  40. C H 3 H C S i C H 3 3 C H 3 The NMR scale (d, ppm) Bo >> Bloc -- MHz compared to Hz Comparing small changes in the context of a large number is cumbersome w - wref d = ppm (parts per million) wref Instead use a relative scale, and refer all signals (w) in the spectrum to the signal of a particular compound (wref). IMPORTANT: absolute frequency is field dependent (n = g Bo/ 2p) Tetramethyl silane (TMS) is a common reference chemical

  41. The NMR scale (d, ppm) Chemical shift (d) is a relative scale so it is independent of Bo. Same chemical shift at 100 MHz vs. 900 MHz magnet IMPORTANT: absolute frequency is field dependent (n = g Bo/ 2p) At higher magnetic fields an NMR spectra will exhibit the same chemical shifts but with higher resolution because of the higher frequency range.

  42. NMR Spectra Terminology TMS CHCl3 7.27 0 ppm increasing d decreasing d low field high field down field up field high frequency (u) low frequency de-shielding high shielding Paramagnetic diamagnetic 600 MHz 150 MHz 92 MHz 1H 13C 2H Increasing field (Bo) Increasing frequency (u) Increasing g Increasing energy (E, consistent with UV/IR)

  43. Chemical Shift Trends For protons, ~ 15 ppm: For carbon, ~ 220 ppm: Carbon chemical shifts have similar trends, but over a larger sweep-width range (0-200 ppm)

  44. Chemical Shift Trends Alcohols, protons a to ketones Aromatics Amides Acids Aldehydes Olefins Aliphatic ppm 15 10 7 5 2 0 TMS Aromatics, conjugated alkenes C=O in ketones Aliphatic CH3, CH2, CH Olefins ppm 210 150 100 80 50 0 TMS C=O of Acids, aldehydes, esters Carbons adjacent to alcohols, ketones

  45. Common Chemical Shift Ranges Carbon chemical shifts have similar trends, but over a larger sweep-width range (0-200 ppm)

  46. Predicting Chemical Shift Assignments • Numerous Experimental NMR Data has been compiled and general trends identified • See: • “Tables of Spectral Data for Structure Determination of Organic Compounds” Pretsch, Clerc, Seibl and Simon • “Spectrometric Identification of Organic Compounds” • Silverstein, Bassler and Morrill • Spectral Databases: • Aldrich/ACD Library of FT NMR Spectra • Sadtler/Spectroscopy (UV/Vis, IR, MS, GC and NMR) Ongoing effort to predict chemical shifts from first principals (quantum mechanical description of factors contributing to chemical shifts)

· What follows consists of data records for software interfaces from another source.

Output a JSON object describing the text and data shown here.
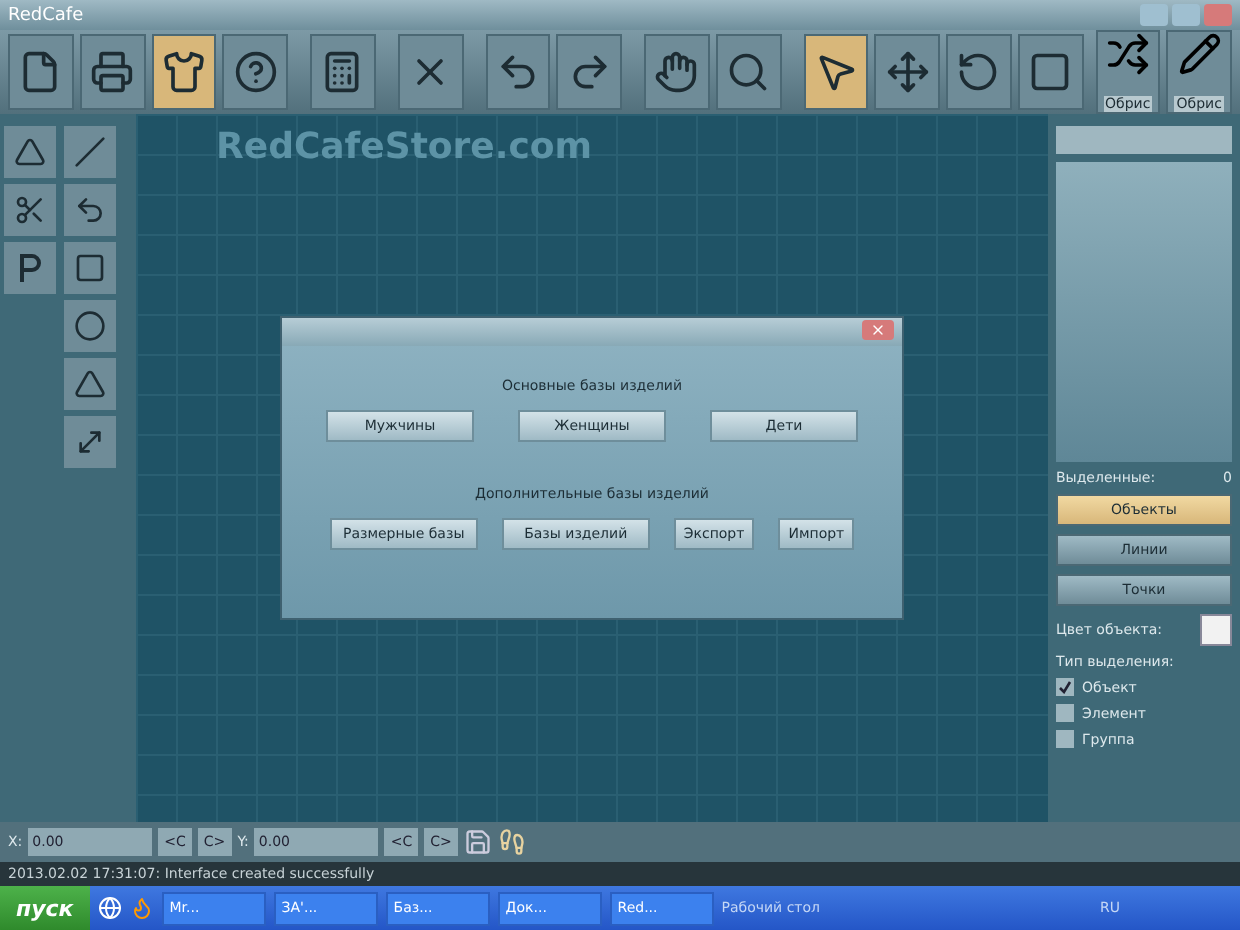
{
  "window": {
    "title": "RedCafe"
  },
  "toolbar": [
    {
      "selected": false
    },
    {
      "selected": false
    },
    {
      "selected": true
    },
    {
      "selected": false
    },
    {
      "selected": false
    },
    {
      "selected": false
    },
    {
      "selected": false
    },
    {
      "selected": false
    },
    {
      "selected": false
    },
    {
      "selected": false
    },
    {
      "selected": true
    },
    {
      "selected": false
    },
    {
      "selected": false
    },
    {
      "selected": false
    }
  ],
  "toolbar_labeled": [
    {
      "label": "Обрис"
    },
    {
      "label": "Обрис"
    }
  ],
  "canvas": {
    "brand": "RedCafeStore.com"
  },
  "dialog": {
    "section_1": "Основные базы изделий",
    "buttons_1": [
      "Мужчины",
      "Женщины",
      "Дети"
    ],
    "section_2": "Дополнительные базы изделий",
    "buttons_2": [
      "Размерные базы",
      "Базы изделий",
      "Экспорт",
      "Импорт"
    ]
  },
  "right_panel": {
    "selected_label": "Выделенные:",
    "selected_count": "0",
    "modes": [
      {
        "label": "Объекты",
        "selected": true
      },
      {
        "label": "Линии",
        "selected": false
      },
      {
        "label": "Точки",
        "selected": false
      }
    ],
    "color_label": "Цвет объекта:",
    "type_label": "Тип выделения:",
    "types": [
      {
        "label": "Объект",
        "checked": true
      },
      {
        "label": "Элемент",
        "checked": false
      },
      {
        "label": "Группа",
        "checked": false
      }
    ]
  },
  "coords": [
    {
      "axis": "X:",
      "value": "0.00",
      "prev": "<C",
      "next": "C>"
    },
    {
      "axis": "Y:",
      "value": "0.00",
      "prev": "<C",
      "next": "C>"
    }
  ],
  "status_bar": "2013.02.02 17:31:07: Interface created successfully",
  "taskbar": {
    "start": "пуск",
    "tasks": [
      "Mr...",
      "ЗА'...",
      "Баз...",
      "Док...",
      "Red..."
    ],
    "desktop": "Рабочий стол",
    "lang": "RU"
  }
}
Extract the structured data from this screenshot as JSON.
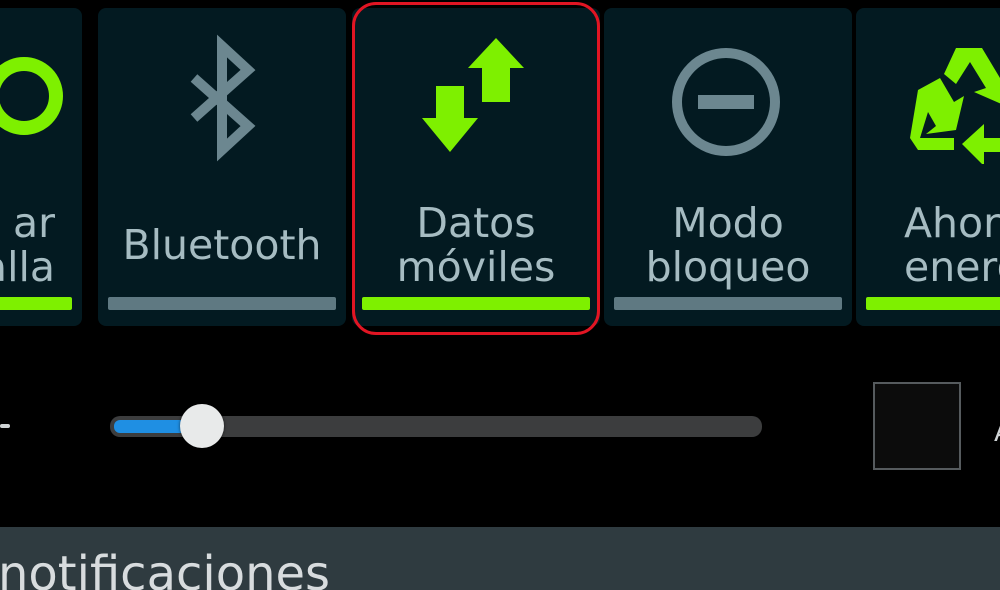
{
  "quick_settings": {
    "tiles": [
      {
        "lines": [
          "ar",
          "alla"
        ],
        "active": true,
        "icon": "rotate-screen-icon"
      },
      {
        "lines": [
          "Bluetooth"
        ],
        "active": false,
        "icon": "bluetooth-icon"
      },
      {
        "lines": [
          "Datos",
          "móviles"
        ],
        "active": true,
        "icon": "mobile-data-arrows-icon",
        "highlighted": true
      },
      {
        "lines": [
          "Modo",
          "bloqueo"
        ],
        "active": false,
        "icon": "block-mode-icon"
      },
      {
        "lines": [
          "Ahor",
          "energ"
        ],
        "active": true,
        "icon": "power-saving-recycle-icon"
      }
    ]
  },
  "brightness": {
    "level": 0.13,
    "auto_glyph": "A"
  },
  "notifications": {
    "label": "notificaciones"
  },
  "colors": {
    "tile_bg": "#031a21",
    "active": "#7ef000",
    "inactive": "#5f7982",
    "highlight": "#e11523",
    "slider_fill": "#1f8fe3"
  }
}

  47. Predicting Chemical Shift Assignments Empirical Chemical Shift Trends (Databases) Have Been Incorporated Into A Variety of Software Applications • Example: ChemDraw • Program that allows you to generate a 2D sketch of any compound • can also predict 1H and 13C chemical shifts • matches sub-fragments of structure to structures in database

  48. Predicting Chemical Shift Assignments How Does the Predicted Results Compare to Experimental Data? Parameter Experimental ( ppm) Predicted (ppm) D(A) 6.22 6.44 D(B) 6.53 6.44 D(C) 5.85 5.22 Typical accuracy • A number of factors can affect prediction: • Similarity of structures in reference database • Solvent • Temperature • structure/conformation • additive nature of parts towards the whole

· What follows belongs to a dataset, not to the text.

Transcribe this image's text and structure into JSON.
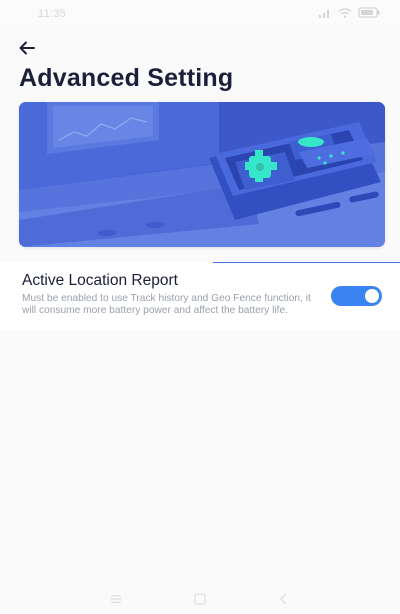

  49. 1 H 1 3 C 1 1 H H Coupling Constants Energy level of a nuclei are affected by covalently-bonded neighbors spin-states three-bond one-bond Spin-States of covalently-bonded nuclei want to be aligned. +J/4 J (Hz) bb I S ab ba -J/4 S I I S aa +J/4 The magnitude of the separation is called coupling constant (J) and has units of Hz.

  50. Coupling Constants • through-bond interaction that results in the splitting of a single peak into multiple peaks of various intensities • The spacing in hertz (hz) between the peaks is a constant • i. coupling constant (J) • bonding electrons convey spin states of bonded nuclei • spin states of nuclei are “coupled” • alignment of spin states of bonded nuclei affects energy of the ground (a) and excited states (b) of observed nuclei • Coupling pattern and intensity follows Pascal’s triangle 11 11 2 11 3 3 11 4 6 4 11 5 10 10 5 11 6 15 20 15 6 11 7 21 35 35 21 7 1 Pascal's triangle a b